A "monument to peace" celebrating the development of cross-Strait ties was unveiled Friday by Taiwan leader Ma Ying-jeou.
The decision to erect the monument in Kinmen, a former military stronghold between Taiwan and the mainland, is significant as it not only commemorates the peaceful development of cross-Strait ties but is a sign of hope that peace and prosperity can be maintained, Ma said in his speech at the unveiling ceremony.
Ma also attended an event to mark the 23rd anniversary of the historic "Wang-Koo meeting."
In April 1993, Wang Daohan, then head of the mainland Association for Relations Across the Taiwan Straits (ARATS), and Koo Chen-fu, then chairman of the Taiwan-based Straits Exchange Foundation (SEF), met in Singapore.

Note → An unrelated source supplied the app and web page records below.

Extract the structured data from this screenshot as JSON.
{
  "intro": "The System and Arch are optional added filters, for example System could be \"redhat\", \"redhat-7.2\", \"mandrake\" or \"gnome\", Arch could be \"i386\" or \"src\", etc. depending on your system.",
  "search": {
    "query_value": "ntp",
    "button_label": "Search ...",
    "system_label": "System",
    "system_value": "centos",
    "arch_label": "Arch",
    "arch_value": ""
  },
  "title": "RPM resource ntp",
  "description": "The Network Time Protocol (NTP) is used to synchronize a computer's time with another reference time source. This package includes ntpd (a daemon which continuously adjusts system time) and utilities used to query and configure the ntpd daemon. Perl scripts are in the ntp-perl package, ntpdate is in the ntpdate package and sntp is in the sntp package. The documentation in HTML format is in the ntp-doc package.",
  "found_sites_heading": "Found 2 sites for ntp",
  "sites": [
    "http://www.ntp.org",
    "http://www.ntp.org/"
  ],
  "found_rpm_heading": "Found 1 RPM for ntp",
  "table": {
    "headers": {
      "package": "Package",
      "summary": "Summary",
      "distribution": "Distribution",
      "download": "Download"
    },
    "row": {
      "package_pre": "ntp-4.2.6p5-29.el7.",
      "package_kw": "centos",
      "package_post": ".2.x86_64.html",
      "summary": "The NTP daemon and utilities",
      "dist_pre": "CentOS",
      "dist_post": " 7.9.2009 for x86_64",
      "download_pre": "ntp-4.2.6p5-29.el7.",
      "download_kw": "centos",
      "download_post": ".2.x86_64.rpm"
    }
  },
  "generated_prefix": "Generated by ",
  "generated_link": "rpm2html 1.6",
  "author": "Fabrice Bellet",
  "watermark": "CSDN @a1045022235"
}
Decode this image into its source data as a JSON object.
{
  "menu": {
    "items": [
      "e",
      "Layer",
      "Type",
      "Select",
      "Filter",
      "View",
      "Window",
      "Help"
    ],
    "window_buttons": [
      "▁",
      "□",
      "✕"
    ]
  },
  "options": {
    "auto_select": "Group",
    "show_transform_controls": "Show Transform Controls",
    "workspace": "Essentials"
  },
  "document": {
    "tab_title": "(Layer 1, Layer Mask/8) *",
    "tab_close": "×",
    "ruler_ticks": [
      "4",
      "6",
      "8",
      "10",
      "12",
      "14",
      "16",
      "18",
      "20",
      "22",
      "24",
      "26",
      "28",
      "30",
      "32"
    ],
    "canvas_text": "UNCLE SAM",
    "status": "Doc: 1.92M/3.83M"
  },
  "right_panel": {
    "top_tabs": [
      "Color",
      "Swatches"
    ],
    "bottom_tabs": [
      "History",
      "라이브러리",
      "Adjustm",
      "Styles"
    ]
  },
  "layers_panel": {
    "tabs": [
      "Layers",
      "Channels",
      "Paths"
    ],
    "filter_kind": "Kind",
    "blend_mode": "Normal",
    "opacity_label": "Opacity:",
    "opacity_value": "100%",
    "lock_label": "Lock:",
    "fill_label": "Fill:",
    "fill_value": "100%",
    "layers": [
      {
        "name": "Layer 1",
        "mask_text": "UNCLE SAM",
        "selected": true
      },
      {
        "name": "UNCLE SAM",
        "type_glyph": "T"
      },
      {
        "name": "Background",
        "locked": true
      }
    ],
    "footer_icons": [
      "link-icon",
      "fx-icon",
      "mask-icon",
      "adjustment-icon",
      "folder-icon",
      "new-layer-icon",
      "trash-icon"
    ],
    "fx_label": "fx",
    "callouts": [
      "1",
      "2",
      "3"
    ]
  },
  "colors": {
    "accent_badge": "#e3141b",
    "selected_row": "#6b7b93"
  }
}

The meeting is seen as the start of a better cross-Strait relationship.
ARATS and SEF are authorized by the mainland and Taiwan to engage in cross-Strait talks.

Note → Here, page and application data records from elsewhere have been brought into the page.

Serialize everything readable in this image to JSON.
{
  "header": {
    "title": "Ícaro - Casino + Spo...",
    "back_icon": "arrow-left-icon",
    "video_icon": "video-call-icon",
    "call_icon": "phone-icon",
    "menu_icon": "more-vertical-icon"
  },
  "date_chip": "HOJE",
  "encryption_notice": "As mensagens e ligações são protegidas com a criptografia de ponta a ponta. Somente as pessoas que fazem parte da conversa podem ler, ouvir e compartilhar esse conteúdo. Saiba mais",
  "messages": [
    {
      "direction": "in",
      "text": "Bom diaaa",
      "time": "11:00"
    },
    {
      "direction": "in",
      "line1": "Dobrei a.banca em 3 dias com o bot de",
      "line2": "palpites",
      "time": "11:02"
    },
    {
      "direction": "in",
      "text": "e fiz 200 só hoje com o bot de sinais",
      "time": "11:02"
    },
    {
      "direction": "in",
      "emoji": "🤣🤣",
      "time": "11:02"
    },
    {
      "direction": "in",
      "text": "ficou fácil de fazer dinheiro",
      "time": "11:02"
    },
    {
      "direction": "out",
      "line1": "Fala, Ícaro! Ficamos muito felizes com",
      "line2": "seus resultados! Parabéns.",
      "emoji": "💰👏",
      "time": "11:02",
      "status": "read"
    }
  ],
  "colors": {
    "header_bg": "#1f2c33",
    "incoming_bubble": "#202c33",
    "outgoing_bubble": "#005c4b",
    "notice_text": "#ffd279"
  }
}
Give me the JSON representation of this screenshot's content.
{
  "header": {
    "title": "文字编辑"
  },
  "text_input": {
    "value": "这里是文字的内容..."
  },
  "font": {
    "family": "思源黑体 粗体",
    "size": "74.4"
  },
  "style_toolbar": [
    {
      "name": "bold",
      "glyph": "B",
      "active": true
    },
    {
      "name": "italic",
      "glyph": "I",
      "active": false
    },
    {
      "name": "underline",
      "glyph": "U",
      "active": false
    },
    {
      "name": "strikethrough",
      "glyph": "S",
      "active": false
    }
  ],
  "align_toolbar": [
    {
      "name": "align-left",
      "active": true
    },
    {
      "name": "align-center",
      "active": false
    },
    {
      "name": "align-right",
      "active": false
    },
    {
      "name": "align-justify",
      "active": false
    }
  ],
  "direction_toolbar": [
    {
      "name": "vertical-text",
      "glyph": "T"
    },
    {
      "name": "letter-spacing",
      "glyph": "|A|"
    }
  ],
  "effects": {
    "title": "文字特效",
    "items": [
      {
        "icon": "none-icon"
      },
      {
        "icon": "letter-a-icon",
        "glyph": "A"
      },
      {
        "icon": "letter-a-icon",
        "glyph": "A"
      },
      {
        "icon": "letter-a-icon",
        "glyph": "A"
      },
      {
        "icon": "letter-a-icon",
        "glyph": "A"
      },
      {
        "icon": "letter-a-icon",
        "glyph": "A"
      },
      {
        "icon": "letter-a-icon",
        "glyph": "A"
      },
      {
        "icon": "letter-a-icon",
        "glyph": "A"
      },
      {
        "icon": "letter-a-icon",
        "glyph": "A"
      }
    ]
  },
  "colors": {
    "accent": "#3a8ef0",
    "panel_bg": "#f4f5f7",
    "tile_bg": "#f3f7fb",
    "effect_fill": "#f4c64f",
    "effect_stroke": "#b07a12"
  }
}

The Wang-Koo meeting saw the inking of four agreements, the first time that groups assigned by both sides had signed formal agreements, setting a milestone for future peaceful development of cross-Strait ties, he said.
The meeting also set a precedent for cross-Strait institutional consultation, ushering in a new era across the Taiwan Strait, which "dissolves hostility through negotiations and replaces confrontation with talks", said Ma.
The meeting followed the 1992 Consensus centering on one-China principle, according to Ma.
The progression from the signing of the 1992 Consensus to the Wang-Koo meeting is heralded as a huge step forward for cross-Strait relations, he said.
Since 2008, the two sides have signed 23 agreements. Last November, leaders across the Strait met in Singapore, the first time since 1949.
To push the peaceful development of cross-Strait ties on the basis of the 1992 Consensus is the only effective and right way, he stressed.
Ma Ying-jeou is ending his leadership term. The newly-elected leader Tsai Ing-wen of the opposition Democratic Progressive Party will take office on May 20.